The problem
Print the listing below exactly, leaving nothing out.

_ _ _ _

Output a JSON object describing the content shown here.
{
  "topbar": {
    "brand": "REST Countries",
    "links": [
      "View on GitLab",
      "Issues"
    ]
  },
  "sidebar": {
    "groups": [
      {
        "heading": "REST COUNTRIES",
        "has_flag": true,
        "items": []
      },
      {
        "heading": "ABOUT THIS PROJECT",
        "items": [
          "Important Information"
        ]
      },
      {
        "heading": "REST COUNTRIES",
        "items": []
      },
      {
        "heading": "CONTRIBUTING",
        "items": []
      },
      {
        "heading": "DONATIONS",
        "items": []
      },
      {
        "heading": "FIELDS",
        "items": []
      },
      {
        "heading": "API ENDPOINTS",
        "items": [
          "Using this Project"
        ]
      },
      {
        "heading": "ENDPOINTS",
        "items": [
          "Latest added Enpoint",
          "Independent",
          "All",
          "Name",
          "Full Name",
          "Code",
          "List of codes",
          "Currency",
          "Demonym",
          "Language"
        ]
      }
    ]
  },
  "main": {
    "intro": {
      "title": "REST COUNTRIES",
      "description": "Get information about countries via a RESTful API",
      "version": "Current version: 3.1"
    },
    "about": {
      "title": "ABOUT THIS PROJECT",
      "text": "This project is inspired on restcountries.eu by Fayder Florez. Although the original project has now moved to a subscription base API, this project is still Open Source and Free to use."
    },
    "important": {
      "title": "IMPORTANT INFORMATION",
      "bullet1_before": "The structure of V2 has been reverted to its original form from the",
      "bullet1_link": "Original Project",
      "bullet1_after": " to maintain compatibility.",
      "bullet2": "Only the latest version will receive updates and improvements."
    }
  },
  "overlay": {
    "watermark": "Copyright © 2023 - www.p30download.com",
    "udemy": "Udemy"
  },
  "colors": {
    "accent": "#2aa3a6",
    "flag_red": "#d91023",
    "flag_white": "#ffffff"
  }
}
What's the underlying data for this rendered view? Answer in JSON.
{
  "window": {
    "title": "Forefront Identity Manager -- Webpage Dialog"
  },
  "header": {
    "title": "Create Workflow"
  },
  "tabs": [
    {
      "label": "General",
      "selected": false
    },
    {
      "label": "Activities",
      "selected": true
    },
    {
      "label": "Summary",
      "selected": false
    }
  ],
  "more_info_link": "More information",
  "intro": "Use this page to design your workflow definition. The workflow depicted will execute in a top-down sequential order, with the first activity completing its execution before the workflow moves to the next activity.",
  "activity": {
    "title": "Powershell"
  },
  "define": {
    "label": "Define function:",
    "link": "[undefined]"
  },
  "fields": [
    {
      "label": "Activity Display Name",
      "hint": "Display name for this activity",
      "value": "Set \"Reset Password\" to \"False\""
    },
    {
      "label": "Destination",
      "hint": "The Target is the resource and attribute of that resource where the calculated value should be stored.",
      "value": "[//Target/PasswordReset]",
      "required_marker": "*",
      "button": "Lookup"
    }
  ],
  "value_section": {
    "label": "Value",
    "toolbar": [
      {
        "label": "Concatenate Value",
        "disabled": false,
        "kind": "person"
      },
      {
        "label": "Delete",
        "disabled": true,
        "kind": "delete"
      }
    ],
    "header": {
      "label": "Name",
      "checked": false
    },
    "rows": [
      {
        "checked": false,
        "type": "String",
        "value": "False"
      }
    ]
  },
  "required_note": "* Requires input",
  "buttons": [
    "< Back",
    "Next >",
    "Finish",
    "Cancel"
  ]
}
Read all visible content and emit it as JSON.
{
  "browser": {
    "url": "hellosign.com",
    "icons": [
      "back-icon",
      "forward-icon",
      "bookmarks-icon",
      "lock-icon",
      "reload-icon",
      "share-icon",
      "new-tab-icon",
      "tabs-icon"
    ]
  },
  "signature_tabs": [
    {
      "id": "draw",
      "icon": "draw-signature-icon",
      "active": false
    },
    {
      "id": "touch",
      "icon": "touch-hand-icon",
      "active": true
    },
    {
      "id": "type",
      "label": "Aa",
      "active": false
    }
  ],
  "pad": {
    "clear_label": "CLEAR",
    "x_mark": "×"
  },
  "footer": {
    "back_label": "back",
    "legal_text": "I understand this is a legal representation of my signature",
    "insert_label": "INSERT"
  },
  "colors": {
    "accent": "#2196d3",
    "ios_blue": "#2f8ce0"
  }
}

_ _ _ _

Solution to this task
Output a JSON object describing the content shown here.
{
  "topbar": {
    "brand": "REST Countries",
    "links": [
      "View on GitLab",
      "Issues"
    ]
  },
  "sidebar": {
    "groups": [
      {
        "heading": "REST COUNTRIES",
        "has_flag": true,
        "items": []
      },
      {
        "heading": "ABOUT THIS PROJECT",
        "items": [
          "Important Information"
        ]
      },
      {
        "heading": "REST COUNTRIES",
        "items": []
      },
      {
        "heading": "CONTRIBUTING",
        "items": []
      },
      {
        "heading": "DONATIONS",
        "items": []
      },
      {
        "heading": "FIELDS",
        "items": []
      },
      {
        "heading": "API ENDPOINTS",
        "items": [
          "Using this Project"
        ]
      },
      {
        "heading": "ENDPOINTS",
        "items": [
          "Latest added Enpoint",
          "Independent",
          "All",
          "Name",
          "Full Name",
          "Code",
          "List of codes",
          "Currency",
          "Demonym",
          "Language"
        ]
      }
    ]
  },
  "main": {
    "intro": {
      "title": "REST COUNTRIES",
      "description": "Get information about countries via a RESTful API",
      "version": "Current version: 3.1"
    },
    "about": {
      "title": "ABOUT THIS PROJECT",
      "text": "This project is inspired on restcountries.eu by Fayder Florez. Although the original project has now moved to a subscription base API, this project is still Open Source and Free to use."
    },
    "important": {
      "title": "IMPORTANT INFORMATION",
      "bullet1_before": "The structure of V2 has been reverted to its original form from the",
      "bullet1_link": "Original Project",
      "bullet1_after": " to maintain compatibility.",
      "bullet2": "Only the latest version will receive updates and improvements."
    }
  },
  "overlay": {
    "watermark": "Copyright © 2023 - www.p30download.com",
    "udemy": "Udemy"
  },
  "colors": {
    "accent": "#2aa3a6",
    "flag_red": "#d91023",
    "flag_white": "#ffffff"
  }
}
What's the underlying data for this rendered view? Answer in JSON.
{
  "window": {
    "title": "Forefront Identity Manager -- Webpage Dialog"
  },
  "header": {
    "title": "Create Workflow"
  },
  "tabs": [
    {
      "label": "General",
      "selected": false
    },
    {
      "label": "Activities",
      "selected": true
    },
    {
      "label": "Summary",
      "selected": false
    }
  ],
  "more_info_link": "More information",
  "intro": "Use this page to design your workflow definition. The workflow depicted will execute in a top-down sequential order, with the first activity completing its execution before the workflow moves to the next activity.",
  "activity": {
    "title": "Powershell"
  },
  "define": {
    "label": "Define function:",
    "link": "[undefined]"
  },
  "fields": [
    {
      "label": "Activity Display Name",
      "hint": "Display name for this activity",
      "value": "Set \"Reset Password\" to \"False\""
    },
    {
      "label": "Destination",
      "hint": "The Target is the resource and attribute of that resource where the calculated value should be stored.",
      "value": "[//Target/PasswordReset]",
      "required_marker": "*",
      "button": "Lookup"
    }
  ],
  "value_section": {
    "label": "Value",
    "toolbar": [
      {
        "label": "Concatenate Value",
        "disabled": false,
        "kind": "person"
      },
      {
        "label": "Delete",
        "disabled": true,
        "kind": "delete"
      }
    ],
    "header": {
      "label": "Name",
      "checked": false
    },
    "rows": [
      {
        "checked": false,
        "type": "String",
        "value": "False"
      }
    ]
  },
  "required_note": "* Requires input",
  "buttons": [
    "< Back",
    "Next >",
    "Finish",
    "Cancel"
  ]
}
Read all visible content and emit it as JSON.
{
  "browser": {
    "url": "hellosign.com",
    "icons": [
      "back-icon",
      "forward-icon",
      "bookmarks-icon",
      "lock-icon",
      "reload-icon",
      "share-icon",
      "new-tab-icon",
      "tabs-icon"
    ]
  },
  "signature_tabs": [
    {
      "id": "draw",
      "icon": "draw-signature-icon",
      "active": false
    },
    {
      "id": "touch",
      "icon": "touch-hand-icon",
      "active": true
    },
    {
      "id": "type",
      "label": "Aa",
      "active": false
    }
  ],
  "pad": {
    "clear_label": "CLEAR",
    "x_mark": "×"
  },
  "footer": {
    "back_label": "back",
    "legal_text": "I understand this is a legal representation of my signature",
    "insert_label": "INSERT"
  },
  "colors": {
    "accent": "#2196d3",
    "ios_blue": "#2f8ce0"
  }
}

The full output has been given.